● **Try it**
Pull every line with "window" from the data.

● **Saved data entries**
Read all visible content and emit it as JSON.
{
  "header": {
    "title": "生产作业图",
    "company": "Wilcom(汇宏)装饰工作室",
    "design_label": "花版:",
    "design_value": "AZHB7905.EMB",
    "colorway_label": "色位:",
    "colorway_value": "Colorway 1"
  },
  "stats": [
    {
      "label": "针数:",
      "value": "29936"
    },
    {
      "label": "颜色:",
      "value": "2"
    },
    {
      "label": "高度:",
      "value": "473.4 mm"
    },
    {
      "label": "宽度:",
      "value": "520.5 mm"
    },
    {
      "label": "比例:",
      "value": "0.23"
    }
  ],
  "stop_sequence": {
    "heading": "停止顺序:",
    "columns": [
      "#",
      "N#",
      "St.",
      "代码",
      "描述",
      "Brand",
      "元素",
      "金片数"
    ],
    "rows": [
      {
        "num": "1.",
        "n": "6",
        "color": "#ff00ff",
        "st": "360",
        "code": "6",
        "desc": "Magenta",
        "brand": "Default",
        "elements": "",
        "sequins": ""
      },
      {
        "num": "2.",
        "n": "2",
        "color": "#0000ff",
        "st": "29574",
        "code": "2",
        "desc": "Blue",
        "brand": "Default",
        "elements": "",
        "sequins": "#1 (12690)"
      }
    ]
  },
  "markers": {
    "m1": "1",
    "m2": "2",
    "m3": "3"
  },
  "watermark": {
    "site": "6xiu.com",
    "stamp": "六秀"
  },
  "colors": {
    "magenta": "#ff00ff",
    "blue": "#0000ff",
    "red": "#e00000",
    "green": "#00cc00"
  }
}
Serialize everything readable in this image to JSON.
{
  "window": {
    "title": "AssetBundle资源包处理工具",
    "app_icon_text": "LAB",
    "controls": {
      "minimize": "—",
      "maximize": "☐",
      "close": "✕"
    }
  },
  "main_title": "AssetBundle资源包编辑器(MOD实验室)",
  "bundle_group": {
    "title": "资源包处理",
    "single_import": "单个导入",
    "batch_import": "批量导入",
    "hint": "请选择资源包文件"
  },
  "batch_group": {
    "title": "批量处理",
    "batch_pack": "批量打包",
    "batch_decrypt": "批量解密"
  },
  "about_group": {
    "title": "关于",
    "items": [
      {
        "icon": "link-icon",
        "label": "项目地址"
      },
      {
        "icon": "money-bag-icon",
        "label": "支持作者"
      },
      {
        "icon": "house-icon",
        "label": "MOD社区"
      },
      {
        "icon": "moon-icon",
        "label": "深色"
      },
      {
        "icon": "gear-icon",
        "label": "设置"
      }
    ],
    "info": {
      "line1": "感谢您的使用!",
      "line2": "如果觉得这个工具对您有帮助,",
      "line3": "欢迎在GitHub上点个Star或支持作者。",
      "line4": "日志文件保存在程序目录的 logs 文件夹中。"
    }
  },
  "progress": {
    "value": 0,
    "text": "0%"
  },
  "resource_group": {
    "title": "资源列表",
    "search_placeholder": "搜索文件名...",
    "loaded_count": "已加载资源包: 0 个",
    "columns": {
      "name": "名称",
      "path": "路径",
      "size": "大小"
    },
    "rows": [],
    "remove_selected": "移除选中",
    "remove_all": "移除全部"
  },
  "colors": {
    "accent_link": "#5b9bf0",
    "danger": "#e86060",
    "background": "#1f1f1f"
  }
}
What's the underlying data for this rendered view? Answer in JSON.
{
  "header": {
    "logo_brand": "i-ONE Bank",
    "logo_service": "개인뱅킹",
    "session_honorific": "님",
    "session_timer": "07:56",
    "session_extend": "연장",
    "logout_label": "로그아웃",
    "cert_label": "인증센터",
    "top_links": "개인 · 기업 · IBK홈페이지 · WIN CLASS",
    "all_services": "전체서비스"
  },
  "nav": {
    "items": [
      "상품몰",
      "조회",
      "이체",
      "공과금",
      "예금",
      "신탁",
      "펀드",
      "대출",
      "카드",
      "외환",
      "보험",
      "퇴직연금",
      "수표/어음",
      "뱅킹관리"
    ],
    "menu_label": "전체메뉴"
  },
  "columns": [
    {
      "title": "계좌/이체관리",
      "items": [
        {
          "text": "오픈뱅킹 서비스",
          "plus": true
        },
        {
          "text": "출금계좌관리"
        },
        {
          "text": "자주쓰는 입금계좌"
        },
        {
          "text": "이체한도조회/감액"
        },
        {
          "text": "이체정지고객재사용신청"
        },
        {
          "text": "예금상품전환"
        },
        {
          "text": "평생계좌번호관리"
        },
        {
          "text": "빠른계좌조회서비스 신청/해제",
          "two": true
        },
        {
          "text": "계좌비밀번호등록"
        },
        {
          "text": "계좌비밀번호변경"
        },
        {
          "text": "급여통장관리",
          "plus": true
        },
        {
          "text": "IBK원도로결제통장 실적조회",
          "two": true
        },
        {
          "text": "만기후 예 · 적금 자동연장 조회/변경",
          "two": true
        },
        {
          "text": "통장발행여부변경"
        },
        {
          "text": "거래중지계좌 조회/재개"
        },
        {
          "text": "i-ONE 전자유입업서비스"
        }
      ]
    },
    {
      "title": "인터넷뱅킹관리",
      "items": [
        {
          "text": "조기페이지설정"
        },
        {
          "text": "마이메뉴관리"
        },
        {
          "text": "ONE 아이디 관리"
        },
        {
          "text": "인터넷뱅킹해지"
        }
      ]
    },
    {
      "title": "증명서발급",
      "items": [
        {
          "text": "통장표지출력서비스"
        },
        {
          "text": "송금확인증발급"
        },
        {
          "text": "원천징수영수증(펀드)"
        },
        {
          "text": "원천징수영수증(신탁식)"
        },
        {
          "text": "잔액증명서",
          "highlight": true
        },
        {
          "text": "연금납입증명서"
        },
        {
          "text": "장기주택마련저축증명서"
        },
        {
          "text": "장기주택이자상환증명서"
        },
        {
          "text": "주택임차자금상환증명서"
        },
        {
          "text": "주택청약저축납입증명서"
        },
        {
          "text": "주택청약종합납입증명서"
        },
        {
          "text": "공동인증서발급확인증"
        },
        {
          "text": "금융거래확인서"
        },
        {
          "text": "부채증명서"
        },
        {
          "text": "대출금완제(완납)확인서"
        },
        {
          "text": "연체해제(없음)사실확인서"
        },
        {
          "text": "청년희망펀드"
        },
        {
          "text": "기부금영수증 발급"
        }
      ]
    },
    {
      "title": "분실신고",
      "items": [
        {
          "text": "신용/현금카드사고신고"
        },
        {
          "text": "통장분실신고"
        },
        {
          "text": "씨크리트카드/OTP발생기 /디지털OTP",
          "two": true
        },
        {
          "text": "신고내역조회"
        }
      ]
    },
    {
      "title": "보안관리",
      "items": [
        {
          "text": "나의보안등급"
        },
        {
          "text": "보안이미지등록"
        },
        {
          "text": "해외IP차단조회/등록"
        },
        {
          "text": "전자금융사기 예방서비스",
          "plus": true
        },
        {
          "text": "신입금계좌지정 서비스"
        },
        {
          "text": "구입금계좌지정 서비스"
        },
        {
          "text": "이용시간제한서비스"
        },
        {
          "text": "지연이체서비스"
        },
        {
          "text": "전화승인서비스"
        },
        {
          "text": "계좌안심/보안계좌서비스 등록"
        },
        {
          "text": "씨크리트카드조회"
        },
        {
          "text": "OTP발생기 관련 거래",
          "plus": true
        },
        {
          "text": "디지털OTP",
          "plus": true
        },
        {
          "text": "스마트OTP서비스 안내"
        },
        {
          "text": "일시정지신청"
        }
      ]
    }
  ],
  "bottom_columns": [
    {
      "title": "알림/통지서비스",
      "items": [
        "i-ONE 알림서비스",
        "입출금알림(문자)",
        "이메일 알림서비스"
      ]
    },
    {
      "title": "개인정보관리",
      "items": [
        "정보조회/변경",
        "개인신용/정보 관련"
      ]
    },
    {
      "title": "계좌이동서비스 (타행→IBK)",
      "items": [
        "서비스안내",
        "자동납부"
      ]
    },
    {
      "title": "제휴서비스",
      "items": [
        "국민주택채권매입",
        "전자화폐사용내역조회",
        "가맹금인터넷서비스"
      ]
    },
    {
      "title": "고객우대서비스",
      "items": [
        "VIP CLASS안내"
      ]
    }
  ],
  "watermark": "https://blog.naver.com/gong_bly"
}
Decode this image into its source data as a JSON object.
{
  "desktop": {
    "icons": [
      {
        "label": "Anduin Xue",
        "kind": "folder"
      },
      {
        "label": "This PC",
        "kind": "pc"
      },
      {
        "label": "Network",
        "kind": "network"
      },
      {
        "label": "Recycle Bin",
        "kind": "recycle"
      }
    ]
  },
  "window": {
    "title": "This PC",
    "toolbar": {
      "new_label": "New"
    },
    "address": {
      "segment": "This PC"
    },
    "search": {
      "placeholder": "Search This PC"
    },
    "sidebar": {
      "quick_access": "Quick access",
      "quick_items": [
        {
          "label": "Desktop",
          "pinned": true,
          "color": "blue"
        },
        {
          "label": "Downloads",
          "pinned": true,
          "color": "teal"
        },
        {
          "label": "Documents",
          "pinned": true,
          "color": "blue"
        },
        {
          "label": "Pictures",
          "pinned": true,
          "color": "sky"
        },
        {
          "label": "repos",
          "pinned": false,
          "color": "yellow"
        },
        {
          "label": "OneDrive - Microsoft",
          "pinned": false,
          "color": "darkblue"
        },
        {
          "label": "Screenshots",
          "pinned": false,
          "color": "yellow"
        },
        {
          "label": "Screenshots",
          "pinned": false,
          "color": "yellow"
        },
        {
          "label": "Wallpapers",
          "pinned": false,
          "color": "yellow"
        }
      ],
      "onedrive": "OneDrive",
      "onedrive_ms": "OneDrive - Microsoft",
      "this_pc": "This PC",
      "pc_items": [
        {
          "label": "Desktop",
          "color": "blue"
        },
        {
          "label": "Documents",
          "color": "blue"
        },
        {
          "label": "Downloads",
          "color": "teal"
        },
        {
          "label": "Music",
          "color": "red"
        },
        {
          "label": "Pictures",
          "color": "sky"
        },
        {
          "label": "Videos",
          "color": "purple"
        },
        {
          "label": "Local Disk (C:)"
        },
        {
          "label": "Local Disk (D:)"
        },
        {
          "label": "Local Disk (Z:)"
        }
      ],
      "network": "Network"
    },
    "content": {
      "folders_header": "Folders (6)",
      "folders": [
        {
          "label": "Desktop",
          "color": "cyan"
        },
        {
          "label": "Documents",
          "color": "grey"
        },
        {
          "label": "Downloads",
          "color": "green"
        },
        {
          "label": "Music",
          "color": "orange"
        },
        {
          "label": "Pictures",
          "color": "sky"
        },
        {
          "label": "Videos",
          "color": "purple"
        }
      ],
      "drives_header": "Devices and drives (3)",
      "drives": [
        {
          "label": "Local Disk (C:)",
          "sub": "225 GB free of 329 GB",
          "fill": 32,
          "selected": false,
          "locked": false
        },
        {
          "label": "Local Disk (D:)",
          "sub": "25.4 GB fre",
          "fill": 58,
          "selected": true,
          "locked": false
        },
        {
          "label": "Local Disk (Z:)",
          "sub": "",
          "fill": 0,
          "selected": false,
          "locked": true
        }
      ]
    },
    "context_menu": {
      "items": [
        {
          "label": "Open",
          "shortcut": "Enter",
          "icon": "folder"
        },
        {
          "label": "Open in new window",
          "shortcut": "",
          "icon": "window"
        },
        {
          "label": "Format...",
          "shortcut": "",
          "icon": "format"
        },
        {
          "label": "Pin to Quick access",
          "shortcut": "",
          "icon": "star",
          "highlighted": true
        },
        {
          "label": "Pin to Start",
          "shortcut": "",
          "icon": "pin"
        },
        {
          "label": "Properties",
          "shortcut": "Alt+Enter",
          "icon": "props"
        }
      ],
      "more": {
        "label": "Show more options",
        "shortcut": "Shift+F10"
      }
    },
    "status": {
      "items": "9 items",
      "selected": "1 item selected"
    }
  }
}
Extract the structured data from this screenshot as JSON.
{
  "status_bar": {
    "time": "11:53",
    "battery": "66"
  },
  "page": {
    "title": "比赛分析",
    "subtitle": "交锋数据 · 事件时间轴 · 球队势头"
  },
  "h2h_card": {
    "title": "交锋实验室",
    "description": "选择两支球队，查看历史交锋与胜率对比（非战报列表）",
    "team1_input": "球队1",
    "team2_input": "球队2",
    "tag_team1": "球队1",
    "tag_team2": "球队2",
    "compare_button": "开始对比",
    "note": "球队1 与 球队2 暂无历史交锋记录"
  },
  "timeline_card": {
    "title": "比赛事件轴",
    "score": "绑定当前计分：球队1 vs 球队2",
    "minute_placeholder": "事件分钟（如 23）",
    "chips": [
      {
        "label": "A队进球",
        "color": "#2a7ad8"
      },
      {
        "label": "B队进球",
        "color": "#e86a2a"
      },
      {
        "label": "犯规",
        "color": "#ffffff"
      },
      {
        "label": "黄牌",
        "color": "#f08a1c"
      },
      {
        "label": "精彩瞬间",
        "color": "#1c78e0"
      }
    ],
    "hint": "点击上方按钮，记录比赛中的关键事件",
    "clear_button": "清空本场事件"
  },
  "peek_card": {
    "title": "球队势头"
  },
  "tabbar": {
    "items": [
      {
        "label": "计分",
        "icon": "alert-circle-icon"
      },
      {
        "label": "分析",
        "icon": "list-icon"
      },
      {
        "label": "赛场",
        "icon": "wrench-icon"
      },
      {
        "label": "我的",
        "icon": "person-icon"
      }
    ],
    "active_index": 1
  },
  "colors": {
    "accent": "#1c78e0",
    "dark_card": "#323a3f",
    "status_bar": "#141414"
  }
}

● **Problem solution**
  "window": {
  "window": {
          "label": "Open in new window",
          "icon": "window"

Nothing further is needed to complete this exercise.